"I call upon the governing bodies of Monroe County and the City of Bloomington to take all available steps to decrease the existing jail population so as to relieve the pressure on the current jail.

I further call for the County to produce a full study of the cost of renovating the existing jail before proceeding with any new land purchase and construction plans."

The County’s Expensive Plan

Monroe County is proposing to spend $60-70+ million of taxpayer money to build a new jail on the far southwest side of Bloomington to replace the current downtown jail. They’re currently arguing that the jail is too old to fix, and too small for the number of people they plan to incarcerate. At the same time, the county has has not made public statistics on jail population numbers in the last few years.

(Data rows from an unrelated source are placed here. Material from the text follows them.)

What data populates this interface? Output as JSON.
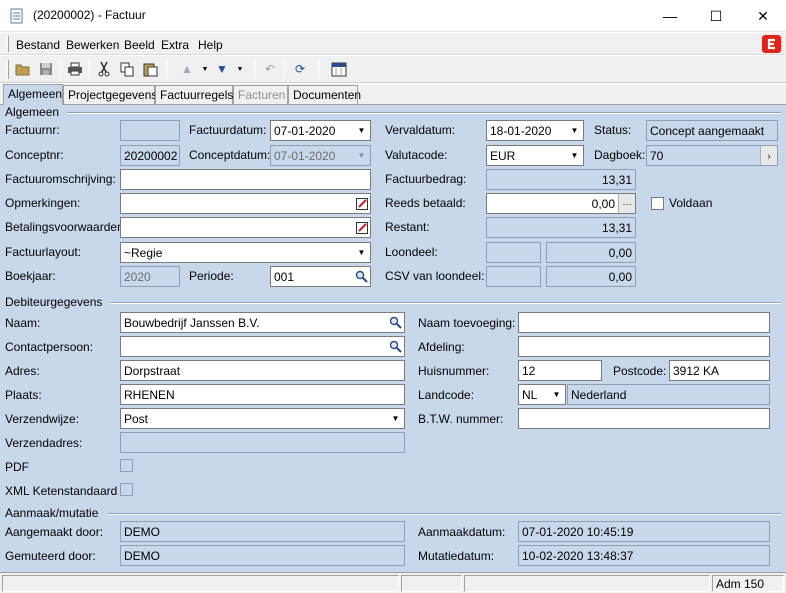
{
  "window": {
    "title": "(20200002) - Factuur",
    "minimize": "—",
    "maximize": "☐",
    "close": "✕"
  },
  "menu": {
    "items": [
      "Bestand",
      "Bewerken",
      "Beeld",
      "Extra",
      "Help"
    ],
    "accent_color": "#e2231a"
  },
  "tabs": [
    "Algemeen",
    "Projectgegevens",
    "Factuurregels",
    "Facturen",
    "Documenten"
  ],
  "algemeen": {
    "section": "Algemeen",
    "factuurnr_label": "Factuurnr:",
    "factuurnr_value": "",
    "conceptnr_label": "Conceptnr:",
    "conceptnr_value": "20200002",
    "factuurdatum_label": "Factuurdatum:",
    "factuurdatum_value": "07-01-2020",
    "conceptdatum_label": "Conceptdatum:",
    "conceptdatum_value": "07-01-2020",
    "vervaldatum_label": "Vervaldatum:",
    "vervaldatum_value": "18-01-2020",
    "valutacode_label": "Valutacode:",
    "valutacode_value": "EUR",
    "status_label": "Status:",
    "status_value": "Concept aangemaakt",
    "dagboek_label": "Dagboek:",
    "dagboek_value": "70",
    "omschrijving_label": "Factuuromschrijving:",
    "omschrijving_value": "",
    "opmerkingen_label": "Opmerkingen:",
    "opmerkingen_value": "",
    "betalingsvoorwaarden_label": "Betalingsvoorwaarden:",
    "betalingsvoorwaarden_value": "",
    "factuurlayout_label": "Factuurlayout:",
    "factuurlayout_value": "~Regie",
    "boekjaar_label": "Boekjaar:",
    "boekjaar_value": "2020",
    "periode_label": "Periode:",
    "periode_value": "001",
    "factuurbedrag_label": "Factuurbedrag:",
    "factuurbedrag_value": "13,31",
    "reeds_betaald_label": "Reeds betaald:",
    "reeds_betaald_value": "0,00",
    "voldaan_label": "Voldaan",
    "restant_label": "Restant:",
    "restant_value": "13,31",
    "loondeel_label": "Loondeel:",
    "loondeel_value": "0,00",
    "csv_label": "CSV van loondeel:",
    "csv_value": "0,00"
  },
  "debiteur": {
    "section": "Debiteurgegevens",
    "naam_label": "Naam:",
    "naam_value": "Bouwbedrijf Janssen  B.V.",
    "contactpersoon_label": "Contactpersoon:",
    "contactpersoon_value": "",
    "adres_label": "Adres:",
    "adres_value": "Dorpstraat",
    "plaats_label": "Plaats:",
    "plaats_value": "RHENEN",
    "verzendwijze_label": "Verzendwijze:",
    "verzendwijze_value": "Post",
    "verzendadres_label": "Verzendadres:",
    "verzendadres_value": "",
    "pdf_label": "PDF",
    "xml_label": "XML Ketenstandaard",
    "naam_toevoeging_label": "Naam toevoeging:",
    "naam_toevoeging_value": "",
    "afdeling_label": "Afdeling:",
    "afdeling_value": "",
    "huisnummer_label": "Huisnummer:",
    "huisnummer_value": "12",
    "postcode_label": "Postcode:",
    "postcode_value": "3912 KA",
    "landcode_label": "Landcode:",
    "landcode_value": "NL",
    "land_value": "Nederland",
    "btw_label": "B.T.W. nummer:",
    "btw_value": ""
  },
  "mutatie": {
    "section": "Aanmaak/mutatie",
    "aangemaakt_label": "Aangemaakt door:",
    "aangemaakt_value": "DEMO",
    "gemuteerd_label": "Gemuteerd door:",
    "gemuteerd_value": "DEMO",
    "aanmaakdatum_label": "Aanmaakdatum:",
    "aanmaakdatum_value": "07-01-2020 10:45:19",
    "mutatiedatum_label": "Mutatiedatum:",
    "mutatiedatum_value": "10-02-2020 13:48:37"
  },
  "statusbar": {
    "user": "Adm 150"
  }
}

"It's like the field of dream - if you build it, they're gonna fill it."

—— Sam Crowe, Jail Commander (CJRC meeting Sept 2022)

The $60-70+ million is for their first phases of construction, with plans to continue construction in the future. County officials have been clear in recent meetings about their real motivations for pushing this project through as quickly as possible. They are in a hurry to build a new jail to avoid a lawsuit from the ACLU, who've put pressure on the county in the past to improve conditions for prisoners at the jail.

Building a new jail for prisoners’ mental health?

The government officials, judges, and the jail commander talk a lot about increasing mental health programming and addiction treatment (and how building another jail will help them do this) but they don’t yet have a solid plan for how to fund these programs. The reality is, mental health treatment is less effective in a constricted and coerced environment, and funding options for mental health treatment in jail are limited. For example, Medicaid isn’t accessible to people inside jails. The current jail has not adequately funded mental health services – Centerstone recently pulled their New Beginnings program from the jail due to issues with funding, and this isn’t the first time this problem has come up.

"[...] jail is never going to be an effective mental health treatment provider and should not be relied upon as such."

—— 2021 RJS-JCI study, the latest criminal justice recommendation commissioned by the county

Besides, the current crisis of addiction and mental health in our community is an important question, and deserves better answers than expanding the jail system. Many organizations in town are offering those better answers, and the people holding our tax dollars should be listening more carefully to what they have to say.

Other Issues

The Bottom Line

We believe there are much more meaningful ways to distribute $60-70+ million dollars, in order to prevent incarceration and support the well-being of our community, rather than spending that money to move the jail out of sight and out of mind.

If you'd like to get involved directly, We meet every thursday 6-7 at the Overlook Community Center (611 W 12th St.), and you can reach us at carenotcages.monroecounty @gmail.com